:: WHAT YOU SHOULD DO ::
Would you return every line of the listing below that has "JSON" in it?

---- DATA FOR THIS TASK

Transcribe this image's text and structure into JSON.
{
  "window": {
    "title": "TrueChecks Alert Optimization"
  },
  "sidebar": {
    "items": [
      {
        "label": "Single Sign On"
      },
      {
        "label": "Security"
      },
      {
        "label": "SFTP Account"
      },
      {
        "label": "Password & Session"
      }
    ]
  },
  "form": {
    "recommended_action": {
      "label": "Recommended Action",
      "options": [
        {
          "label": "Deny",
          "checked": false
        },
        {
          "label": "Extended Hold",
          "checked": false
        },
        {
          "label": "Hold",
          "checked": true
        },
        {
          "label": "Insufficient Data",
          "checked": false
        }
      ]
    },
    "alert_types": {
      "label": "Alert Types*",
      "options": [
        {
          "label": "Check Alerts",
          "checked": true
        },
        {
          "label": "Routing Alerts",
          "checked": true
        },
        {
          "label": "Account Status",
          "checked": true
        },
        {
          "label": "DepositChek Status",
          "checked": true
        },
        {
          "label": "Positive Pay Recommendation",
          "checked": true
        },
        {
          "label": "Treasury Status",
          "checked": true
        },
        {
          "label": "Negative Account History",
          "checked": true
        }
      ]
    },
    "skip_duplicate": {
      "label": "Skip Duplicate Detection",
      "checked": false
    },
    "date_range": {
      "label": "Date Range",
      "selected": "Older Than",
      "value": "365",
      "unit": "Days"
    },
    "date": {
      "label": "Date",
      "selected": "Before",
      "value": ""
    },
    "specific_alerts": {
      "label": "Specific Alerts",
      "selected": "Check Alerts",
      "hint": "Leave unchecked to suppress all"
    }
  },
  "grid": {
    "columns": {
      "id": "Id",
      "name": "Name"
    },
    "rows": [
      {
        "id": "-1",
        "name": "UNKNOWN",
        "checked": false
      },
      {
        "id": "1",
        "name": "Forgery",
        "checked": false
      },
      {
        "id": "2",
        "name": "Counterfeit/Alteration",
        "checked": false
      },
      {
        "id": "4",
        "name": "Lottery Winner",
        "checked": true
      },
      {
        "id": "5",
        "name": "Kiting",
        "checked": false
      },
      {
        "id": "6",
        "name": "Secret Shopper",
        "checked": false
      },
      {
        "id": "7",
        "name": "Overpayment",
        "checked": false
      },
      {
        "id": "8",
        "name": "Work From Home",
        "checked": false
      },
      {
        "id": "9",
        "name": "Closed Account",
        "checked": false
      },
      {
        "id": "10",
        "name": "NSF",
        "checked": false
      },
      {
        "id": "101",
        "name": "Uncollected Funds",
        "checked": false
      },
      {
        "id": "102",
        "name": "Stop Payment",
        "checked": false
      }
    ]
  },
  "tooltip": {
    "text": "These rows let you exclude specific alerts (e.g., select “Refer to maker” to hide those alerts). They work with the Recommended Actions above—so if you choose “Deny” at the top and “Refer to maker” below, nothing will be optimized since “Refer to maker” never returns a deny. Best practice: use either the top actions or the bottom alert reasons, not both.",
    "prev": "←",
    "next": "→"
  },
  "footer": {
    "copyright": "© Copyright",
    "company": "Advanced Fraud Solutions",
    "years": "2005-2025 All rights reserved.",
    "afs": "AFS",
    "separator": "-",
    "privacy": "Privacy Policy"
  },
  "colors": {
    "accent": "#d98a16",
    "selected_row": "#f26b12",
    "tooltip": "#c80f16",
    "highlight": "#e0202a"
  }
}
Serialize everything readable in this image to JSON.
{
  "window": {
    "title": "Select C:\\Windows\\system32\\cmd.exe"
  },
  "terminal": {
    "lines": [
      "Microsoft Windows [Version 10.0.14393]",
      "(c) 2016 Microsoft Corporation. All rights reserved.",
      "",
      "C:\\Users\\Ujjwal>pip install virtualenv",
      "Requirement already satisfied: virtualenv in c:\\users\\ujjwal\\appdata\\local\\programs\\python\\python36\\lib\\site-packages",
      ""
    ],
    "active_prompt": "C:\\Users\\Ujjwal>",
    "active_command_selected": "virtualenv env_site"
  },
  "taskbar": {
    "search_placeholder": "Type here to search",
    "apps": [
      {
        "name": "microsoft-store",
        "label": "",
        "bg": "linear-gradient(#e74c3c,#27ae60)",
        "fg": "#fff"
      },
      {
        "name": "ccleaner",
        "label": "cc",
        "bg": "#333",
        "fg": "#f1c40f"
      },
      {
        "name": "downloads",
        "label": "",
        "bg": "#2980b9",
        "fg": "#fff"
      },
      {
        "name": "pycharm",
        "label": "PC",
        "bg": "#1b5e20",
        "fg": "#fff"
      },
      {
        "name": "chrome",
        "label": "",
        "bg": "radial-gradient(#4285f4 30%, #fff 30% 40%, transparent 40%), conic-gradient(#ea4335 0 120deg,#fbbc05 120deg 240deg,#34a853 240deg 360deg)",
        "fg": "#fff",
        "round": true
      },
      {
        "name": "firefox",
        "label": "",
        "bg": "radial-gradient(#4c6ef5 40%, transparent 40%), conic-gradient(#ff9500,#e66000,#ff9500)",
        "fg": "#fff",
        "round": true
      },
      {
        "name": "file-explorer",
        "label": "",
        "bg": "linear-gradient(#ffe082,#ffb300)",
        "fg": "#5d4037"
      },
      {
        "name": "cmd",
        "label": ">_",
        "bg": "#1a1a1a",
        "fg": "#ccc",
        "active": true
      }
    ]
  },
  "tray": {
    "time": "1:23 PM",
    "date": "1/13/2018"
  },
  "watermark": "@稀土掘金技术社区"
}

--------

:: ANSWER BELOW ::
Transcribe this image's text and structure into JSON.
Serialize everything readable in this image to JSON.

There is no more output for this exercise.